Before beginning to operate from the shadows, identifying opposition leaders and figures the regime classed as enemies, Adolfo Marenco served as president of the Nicaraguan Baseball Federation from 2009 to 2012. He justified his resignation from that responsibility as work-related, and was replaced by well-known Nicaraguan baseball player Nemesio Porras.
Marenco was remembered there as a man who appeared pleasant and affable, and who would only speak to the media about baseball. This impression contradicts the profile given by those who had contact with his area later.
In 2018, when thousands of citizens took to the streets in peaceful protests demanding the resignation of Daniel Ortega, Marenco was part of the chain of command led by the presidential couple, followed by National Security Advisor Nestor Moncada Lau, and First Commissioner Francisco Diaz, related to the Ortega-Murillo family through their children’s marriage.

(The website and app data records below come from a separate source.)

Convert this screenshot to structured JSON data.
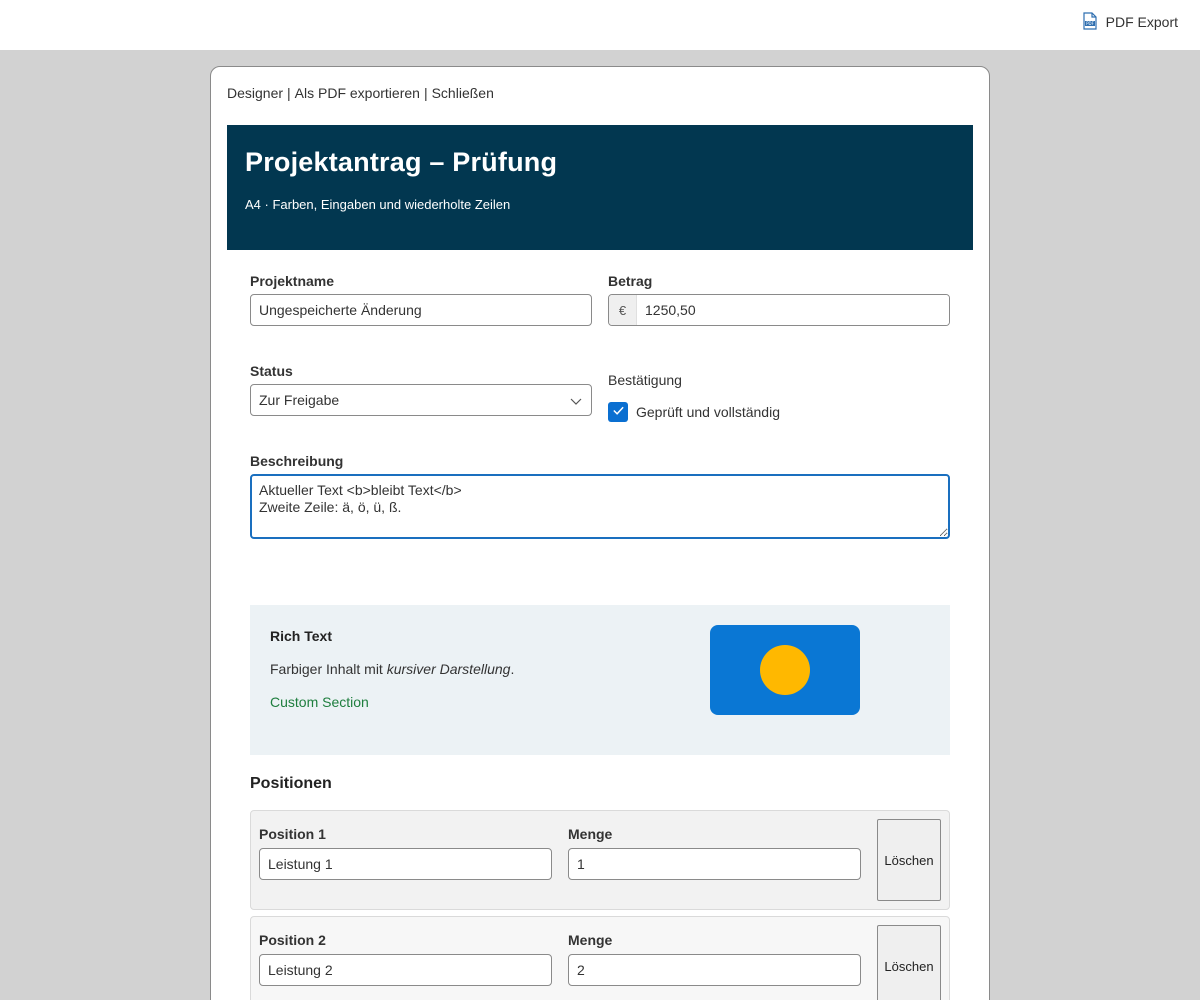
{
  "toolbar": {
    "pdf_export_label": "PDF Export",
    "pdf_icon": "pdf-file-icon"
  },
  "dialog": {
    "menu": {
      "designer": "Designer",
      "export_pdf": "Als PDF exportieren",
      "close": "Schließen",
      "separator": "|"
    },
    "header": {
      "title": "Projektantrag – Prüfung",
      "subtitle": "A4 · Farben, Eingaben und wiederholte Zeilen",
      "background_color": "#023750"
    },
    "form": {
      "project_name": {
        "label": "Projektname",
        "value": "Ungespeicherte Änderung"
      },
      "amount": {
        "label": "Betrag",
        "currency": "€",
        "value": "1250,50"
      },
      "status": {
        "label": "Status",
        "selected": "Zur Freigabe"
      },
      "confirmation": {
        "label": "Bestätigung",
        "checkbox_label": "Geprüft und vollständig",
        "checked": true
      },
      "description": {
        "label": "Beschreibung",
        "value": "Aktueller Text <b>bleibt Text</b>\nZweite Zeile: ä, ö, ü, ß."
      }
    },
    "rich_text": {
      "title": "Rich Text",
      "body_prefix": "Farbiger Inhalt mit ",
      "body_italic": "kursiver Darstellung",
      "body_suffix": ".",
      "link": "Custom Section",
      "background_color": "#ecf2f5",
      "image_color": "#0a77d4",
      "dot_color": "#ffb800",
      "link_color": "#1e7e3e"
    },
    "positions": {
      "heading": "Positionen",
      "quantity_label": "Menge",
      "delete_label": "Löschen",
      "rows": [
        {
          "label": "Position 1",
          "service": "Leistung 1",
          "quantity": "1"
        },
        {
          "label": "Position 2",
          "service": "Leistung 2",
          "quantity": "2"
        }
      ]
    }
  }
}
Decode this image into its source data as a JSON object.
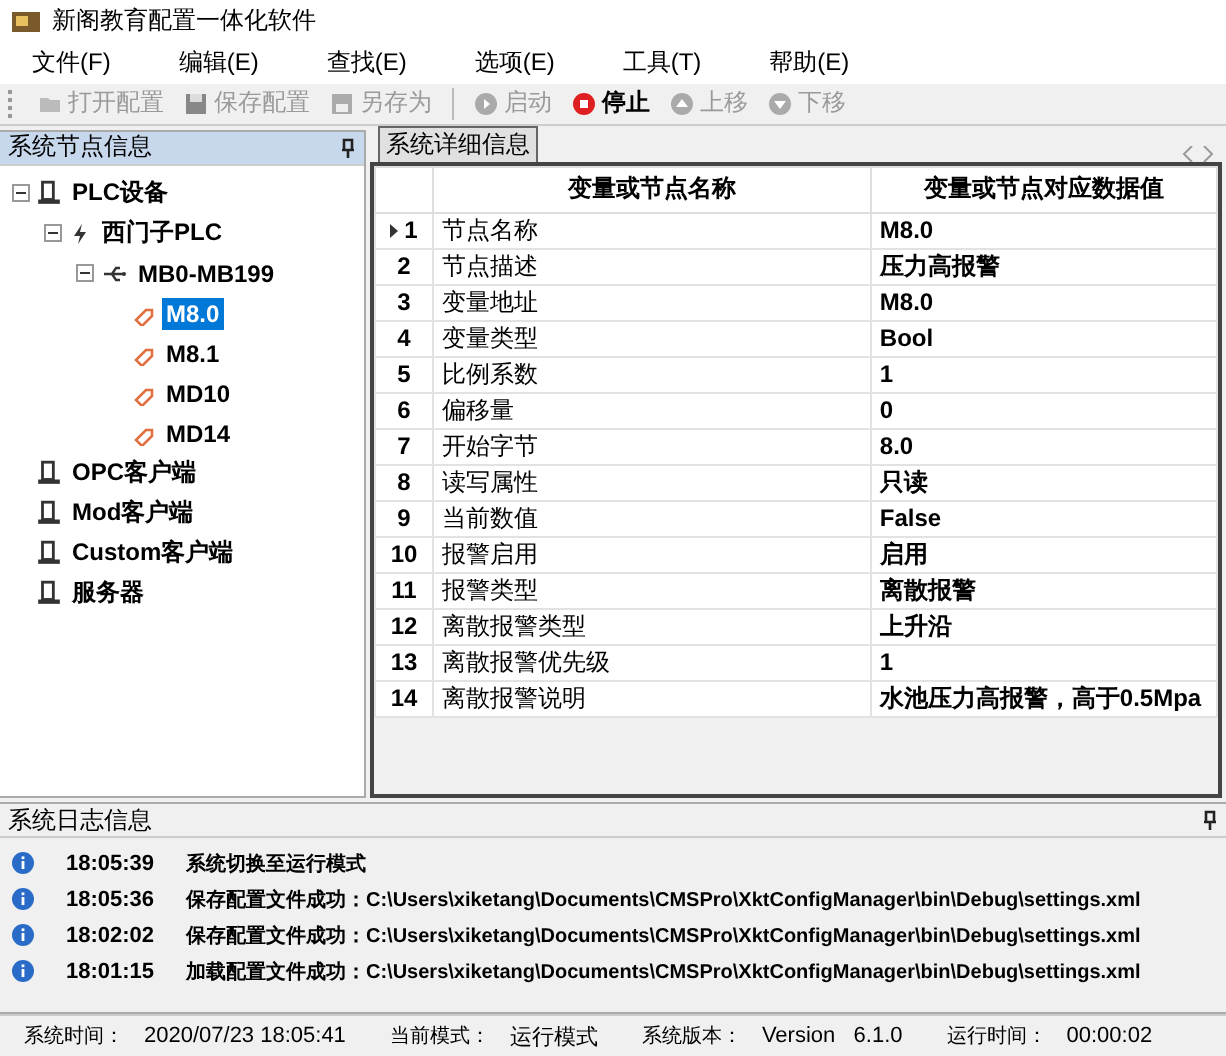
{
  "window": {
    "title": "新阁教育配置一体化软件"
  },
  "menu": [
    "文件(F)",
    "编辑(E)",
    "查找(E)",
    "选项(E)",
    "工具(T)",
    "帮助(E)"
  ],
  "toolbar": [
    {
      "kind": "open",
      "label": "打开配置",
      "disabled": true
    },
    {
      "kind": "save",
      "label": "保存配置",
      "disabled": true
    },
    {
      "kind": "saveas",
      "label": "另存为",
      "disabled": true
    },
    {
      "kind": "start",
      "label": "启动",
      "disabled": true
    },
    {
      "kind": "stop",
      "label": "停止",
      "disabled": false
    },
    {
      "kind": "up",
      "label": "上移",
      "disabled": true
    },
    {
      "kind": "down",
      "label": "下移",
      "disabled": true
    }
  ],
  "node_panel": {
    "title": "系统节点信息",
    "tree": [
      {
        "kind": "device",
        "label": "PLC设备",
        "expanded": true,
        "selected": false,
        "children": [
          {
            "kind": "plc",
            "label": "西门子PLC",
            "expanded": true,
            "selected": false,
            "children": [
              {
                "kind": "group",
                "label": "MB0-MB199",
                "expanded": true,
                "selected": false,
                "children": [
                  {
                    "kind": "tag",
                    "label": "M8.0",
                    "selected": true
                  },
                  {
                    "kind": "tag",
                    "label": "M8.1",
                    "selected": false
                  },
                  {
                    "kind": "tag",
                    "label": "MD10",
                    "selected": false
                  },
                  {
                    "kind": "tag",
                    "label": "MD14",
                    "selected": false
                  }
                ]
              }
            ]
          }
        ]
      },
      {
        "kind": "device",
        "label": "OPC客户端",
        "selected": false
      },
      {
        "kind": "device",
        "label": "Mod客户端",
        "selected": false
      },
      {
        "kind": "device",
        "label": "Custom客户端",
        "selected": false
      },
      {
        "kind": "device",
        "label": "服务器",
        "selected": false
      }
    ]
  },
  "detail_panel": {
    "tab": "系统详细信息",
    "columns": [
      "变量或节点名称",
      "变量或节点对应数据值"
    ],
    "rows": [
      {
        "index": "1",
        "name": "节点名称",
        "value": "M8.0",
        "selected": true
      },
      {
        "index": "2",
        "name": "节点描述",
        "value": "压力高报警",
        "selected": false
      },
      {
        "index": "3",
        "name": "变量地址",
        "value": "M8.0",
        "selected": false
      },
      {
        "index": "4",
        "name": "变量类型",
        "value": "Bool",
        "selected": false
      },
      {
        "index": "5",
        "name": "比例系数",
        "value": "1",
        "selected": false
      },
      {
        "index": "6",
        "name": "偏移量",
        "value": "0",
        "selected": false
      },
      {
        "index": "7",
        "name": "开始字节",
        "value": "8.0",
        "selected": false
      },
      {
        "index": "8",
        "name": "读写属性",
        "value": "只读",
        "selected": false
      },
      {
        "index": "9",
        "name": "当前数值",
        "value": "False",
        "selected": false
      },
      {
        "index": "10",
        "name": "报警启用",
        "value": "启用",
        "selected": false
      },
      {
        "index": "11",
        "name": "报警类型",
        "value": "离散报警",
        "selected": false
      },
      {
        "index": "12",
        "name": "离散报警类型",
        "value": "上升沿",
        "selected": false
      },
      {
        "index": "13",
        "name": "离散报警优先级",
        "value": "1",
        "selected": false
      },
      {
        "index": "14",
        "name": "离散报警说明",
        "value": "水池压力高报警，高于0.5Mpa",
        "selected": false
      }
    ]
  },
  "log_panel": {
    "title": "系统日志信息",
    "entries": [
      {
        "time": "18:05:39",
        "message": "系统切换至运行模式"
      },
      {
        "time": "18:05:36",
        "message": "保存配置文件成功：C:\\Users\\xiketang\\Documents\\CMSPro\\XktConfigManager\\bin\\Debug\\settings.xml"
      },
      {
        "time": "18:02:02",
        "message": "保存配置文件成功：C:\\Users\\xiketang\\Documents\\CMSPro\\XktConfigManager\\bin\\Debug\\settings.xml"
      },
      {
        "time": "18:01:15",
        "message": "加载配置文件成功：C:\\Users\\xiketang\\Documents\\CMSPro\\XktConfigManager\\bin\\Debug\\settings.xml"
      }
    ]
  },
  "status_bar": [
    {
      "label": "系统时间：",
      "value": "2020/07/23 18:05:41"
    },
    {
      "label": "当前模式：",
      "value": "运行模式"
    },
    {
      "label": "系统版本：",
      "value": "Version   6.1.0"
    },
    {
      "label": "运行时间：",
      "value": "00:00:02"
    }
  ]
}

Under the direction of this command, Marenco helped direct the brutal police repression of the citizen protests, by providing the intelligence information.
According to the reports from the OAS Interdisciplinary Group of Independent Experts (GIEI), charged with investigating the human rights violations committed in Nicaragua between April 18 and May 30, 2018, those who participated in the high police commands merit investigation, along with General Commissioner Justo Pastor Urbina, then Director of Special Operations; the departmental police chiefs; and those charged with “supervising” the police officers, first among them, the General Inspector.
“The available information indicates that the Nicaraguan State has been responsible for conduct that according to international law should be considered crimes against humanity,” states the GIEI report.
At that time, now-retired Adolfo Marenco was a “sinister arm in El Carmen [presidential residence and offices]” according to a profile published in March 2020 on the Confidencial website.
“The Assistant Police Director appears jovial, understanding, and pleasant. Without his uniform, he could pass unnoticed at a bus stop or in a mall, and almost certainly no one would recognize him. Being the center of attention isn’t his priority, nor does he wish to be a prominent figure in the police command structure, at least not in the public eye,” the profile describes.
His exit is now taking place amid a restructuring of the counter-intelligence structure around Ortega, in an effort to identify potential “internal enemies.” Changes include the rise of figures such as formerly retired General Commissioner Horacio Rocha, at one time head of the Personal Security Division, who has now been named an advisor on a “Ministerial level.”
Sources indicate that Rocha’s selection is part of the regime’s search for officials of unwavering loyalty. There’s a reigning distrust in the Ortega-Murillo high circles, following last year’s desertion of high functionaries who could prove valuable sources of information outside the country, given that they know how the system functions on the inside.
This article was originally published in Spanish in Confidencial and translated by Havana Times.